Virgin Money aims to ‘seize the moment’ as it uses animals for 2015 TV push

Virgin Money says it is aiming to ‘seize the moment’ and avoid banking clichés for its new ‘There’s Money and There’s Virgin Money’ television campaign as it aims to build on the momentum gained by its recent IPO.

The first TV ad, which aired tonight (6 April), shows a pigeon bemused by a ‘There’s Money’ logo, but dancing on the pavement to the respective ‘And There’s Virgin Money’ one. The slogan, meanwhile, appears strikingly similar to Marks and Spencer’s ‘This is not just food, This is M&S Food’.

The campaign, which aims to present Virgin Money as the best alternative for consumers to manage their finances and was created by m/SIX, will build throughout the year animals. Future ads will feature squirrels, guide dogs, a goat and a tortoise, and the banking brand will talk up services including mortgages, savings and pensions.

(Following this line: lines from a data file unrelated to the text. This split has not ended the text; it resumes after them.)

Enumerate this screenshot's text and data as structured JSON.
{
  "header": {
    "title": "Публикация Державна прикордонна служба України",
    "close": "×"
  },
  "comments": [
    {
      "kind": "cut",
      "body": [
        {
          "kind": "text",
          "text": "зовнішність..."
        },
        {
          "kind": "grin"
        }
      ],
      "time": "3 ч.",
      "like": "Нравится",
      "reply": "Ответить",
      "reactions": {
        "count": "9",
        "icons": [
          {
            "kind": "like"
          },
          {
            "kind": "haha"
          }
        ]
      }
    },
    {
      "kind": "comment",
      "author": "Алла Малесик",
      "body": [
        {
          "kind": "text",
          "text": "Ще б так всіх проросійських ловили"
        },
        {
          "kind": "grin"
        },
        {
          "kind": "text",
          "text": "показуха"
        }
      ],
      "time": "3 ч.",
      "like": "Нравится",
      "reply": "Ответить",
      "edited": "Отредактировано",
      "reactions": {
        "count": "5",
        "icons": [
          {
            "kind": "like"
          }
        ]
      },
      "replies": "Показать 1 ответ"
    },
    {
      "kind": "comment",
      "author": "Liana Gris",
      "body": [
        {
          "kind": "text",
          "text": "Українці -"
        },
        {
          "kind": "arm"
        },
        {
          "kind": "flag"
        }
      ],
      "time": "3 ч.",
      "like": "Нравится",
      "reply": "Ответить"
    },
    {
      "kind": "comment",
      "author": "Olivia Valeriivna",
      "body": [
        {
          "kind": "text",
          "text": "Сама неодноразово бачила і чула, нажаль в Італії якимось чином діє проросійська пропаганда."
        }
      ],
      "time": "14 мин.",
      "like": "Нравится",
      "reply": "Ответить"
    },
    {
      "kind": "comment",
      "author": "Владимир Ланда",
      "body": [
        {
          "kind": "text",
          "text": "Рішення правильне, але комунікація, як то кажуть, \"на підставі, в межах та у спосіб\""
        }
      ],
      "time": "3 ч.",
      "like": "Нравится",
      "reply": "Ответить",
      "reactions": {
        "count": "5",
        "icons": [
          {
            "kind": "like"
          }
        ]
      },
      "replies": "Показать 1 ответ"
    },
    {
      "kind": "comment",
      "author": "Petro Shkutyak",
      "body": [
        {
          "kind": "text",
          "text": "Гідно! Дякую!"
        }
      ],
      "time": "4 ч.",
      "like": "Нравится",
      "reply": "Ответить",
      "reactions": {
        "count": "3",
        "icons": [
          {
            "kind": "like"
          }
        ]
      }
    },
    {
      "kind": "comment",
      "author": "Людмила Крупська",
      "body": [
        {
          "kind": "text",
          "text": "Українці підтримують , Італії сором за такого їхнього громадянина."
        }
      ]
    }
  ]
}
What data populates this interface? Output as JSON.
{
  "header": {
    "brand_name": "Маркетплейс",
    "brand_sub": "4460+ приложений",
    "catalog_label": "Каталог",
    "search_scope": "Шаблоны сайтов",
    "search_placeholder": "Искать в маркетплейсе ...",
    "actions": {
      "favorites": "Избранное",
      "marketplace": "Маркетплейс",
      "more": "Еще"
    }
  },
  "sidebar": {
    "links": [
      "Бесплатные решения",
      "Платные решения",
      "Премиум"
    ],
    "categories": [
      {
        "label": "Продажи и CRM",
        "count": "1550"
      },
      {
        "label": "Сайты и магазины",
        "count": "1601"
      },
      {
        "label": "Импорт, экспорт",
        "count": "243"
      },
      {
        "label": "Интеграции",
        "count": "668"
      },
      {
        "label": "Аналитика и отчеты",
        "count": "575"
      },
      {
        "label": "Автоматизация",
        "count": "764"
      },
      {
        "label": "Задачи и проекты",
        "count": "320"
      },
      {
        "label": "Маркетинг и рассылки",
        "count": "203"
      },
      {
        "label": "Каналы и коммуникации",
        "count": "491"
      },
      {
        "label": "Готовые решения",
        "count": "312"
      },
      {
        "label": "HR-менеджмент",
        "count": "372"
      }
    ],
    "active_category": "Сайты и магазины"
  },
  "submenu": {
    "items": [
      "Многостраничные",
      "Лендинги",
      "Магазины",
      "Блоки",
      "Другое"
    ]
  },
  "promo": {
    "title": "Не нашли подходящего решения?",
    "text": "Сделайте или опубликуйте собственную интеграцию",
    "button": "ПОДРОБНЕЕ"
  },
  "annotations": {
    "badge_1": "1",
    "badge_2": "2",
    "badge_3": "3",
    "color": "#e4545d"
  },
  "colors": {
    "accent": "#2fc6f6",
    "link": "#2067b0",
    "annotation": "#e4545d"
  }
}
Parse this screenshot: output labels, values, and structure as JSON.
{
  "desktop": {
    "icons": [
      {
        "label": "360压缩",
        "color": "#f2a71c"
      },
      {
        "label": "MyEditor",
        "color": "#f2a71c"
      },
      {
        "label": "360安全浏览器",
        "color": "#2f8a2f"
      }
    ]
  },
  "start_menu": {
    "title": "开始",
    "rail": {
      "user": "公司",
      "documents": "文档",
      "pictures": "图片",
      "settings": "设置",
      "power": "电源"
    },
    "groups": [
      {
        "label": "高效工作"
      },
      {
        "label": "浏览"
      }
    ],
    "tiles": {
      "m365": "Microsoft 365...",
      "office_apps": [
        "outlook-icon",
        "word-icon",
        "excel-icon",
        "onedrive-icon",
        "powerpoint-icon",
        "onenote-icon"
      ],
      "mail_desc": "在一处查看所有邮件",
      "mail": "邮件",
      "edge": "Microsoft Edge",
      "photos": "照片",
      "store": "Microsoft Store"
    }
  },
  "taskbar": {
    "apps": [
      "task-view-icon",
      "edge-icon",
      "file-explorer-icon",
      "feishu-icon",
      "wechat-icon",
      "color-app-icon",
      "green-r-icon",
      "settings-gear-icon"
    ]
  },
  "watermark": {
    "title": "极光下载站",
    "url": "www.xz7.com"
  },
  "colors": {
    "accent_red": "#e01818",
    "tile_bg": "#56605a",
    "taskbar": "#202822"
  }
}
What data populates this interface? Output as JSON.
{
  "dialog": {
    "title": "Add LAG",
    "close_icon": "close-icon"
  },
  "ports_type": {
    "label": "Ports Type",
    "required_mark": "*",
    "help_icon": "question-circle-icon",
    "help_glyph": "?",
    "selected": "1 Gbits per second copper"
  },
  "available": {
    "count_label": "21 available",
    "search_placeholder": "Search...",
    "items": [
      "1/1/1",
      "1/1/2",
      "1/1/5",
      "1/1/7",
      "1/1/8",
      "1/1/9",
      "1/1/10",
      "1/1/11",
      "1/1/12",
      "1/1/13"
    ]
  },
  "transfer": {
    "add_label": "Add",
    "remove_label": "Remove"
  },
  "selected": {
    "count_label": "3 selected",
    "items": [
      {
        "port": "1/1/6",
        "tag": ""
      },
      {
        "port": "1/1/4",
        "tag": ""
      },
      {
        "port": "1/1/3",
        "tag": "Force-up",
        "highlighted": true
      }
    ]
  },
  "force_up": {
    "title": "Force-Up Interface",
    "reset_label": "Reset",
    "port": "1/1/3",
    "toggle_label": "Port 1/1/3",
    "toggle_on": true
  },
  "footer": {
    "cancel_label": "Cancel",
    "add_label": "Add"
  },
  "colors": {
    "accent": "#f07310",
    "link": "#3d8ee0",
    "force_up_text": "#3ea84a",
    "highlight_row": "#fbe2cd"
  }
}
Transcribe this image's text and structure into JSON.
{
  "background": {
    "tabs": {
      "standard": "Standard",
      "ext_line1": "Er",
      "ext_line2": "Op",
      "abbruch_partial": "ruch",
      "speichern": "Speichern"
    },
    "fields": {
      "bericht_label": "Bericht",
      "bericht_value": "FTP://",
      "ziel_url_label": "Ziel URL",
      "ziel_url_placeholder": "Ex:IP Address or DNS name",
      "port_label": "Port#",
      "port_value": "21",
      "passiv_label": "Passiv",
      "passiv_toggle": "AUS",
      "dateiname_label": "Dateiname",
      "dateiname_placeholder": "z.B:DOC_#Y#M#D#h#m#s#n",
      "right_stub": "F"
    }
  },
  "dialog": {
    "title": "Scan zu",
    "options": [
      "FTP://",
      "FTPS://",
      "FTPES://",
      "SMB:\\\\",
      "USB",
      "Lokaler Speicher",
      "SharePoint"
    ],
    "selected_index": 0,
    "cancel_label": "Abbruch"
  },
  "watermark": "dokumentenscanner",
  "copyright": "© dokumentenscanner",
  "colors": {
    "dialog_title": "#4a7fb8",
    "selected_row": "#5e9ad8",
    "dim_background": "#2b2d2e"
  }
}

It is Virgin Money’s first significant above the line spend since 2012, when it had a TV campaign following its rapid UK expansion after the purchase of the nationalised bank Northern Rock.

“This is an opportunity for Virgin to refresh the brand to consumers,” said Paul Lloyd, marketing director at Virgin Money, who said ad spend would be up significantly on the previous year, and two thirds TV and print to one third social and digital.

“We did lots of research with consumers and when you say to them ‘Can you recall memorable financial service advertising?’ – there were zero responses. We wanted to avoid the clichés and talk up our service in a fun way that can appeal to all age groups.”

With banking brands such as HSBC damaged over high-profile scandals over recent months, Lloyd admits that Virgin Money has a unique opportunity.

“This is a time for brands and banks to reconnect with customers, and as we’re a new brand we don’t have a legacy of baggage, which gives us a unique opportunity.

On YouGov’s list of the UK’s 28 biggest banking brands, Virgin Money is 11th place when it comes to index score, which is measured by looking at consumer perception of quality, value, reputation and satisfaction. Although above the likes of 18th placed HSBC and bottom placed RBS, Virgin Money’s score of 1.6 has decreased by 0.1 percentage points over the last six months.

Lloyd admits that there is an opportunity for Virgin Money to grow bigger, adding: “This about seizing our moment and talking to consumers in a way that is worth hearing.”

The financial services provider which floated on the stock market in November, reported underlying pre-tax profits of £121.2m for the year to 31 December, up 127% on 2013.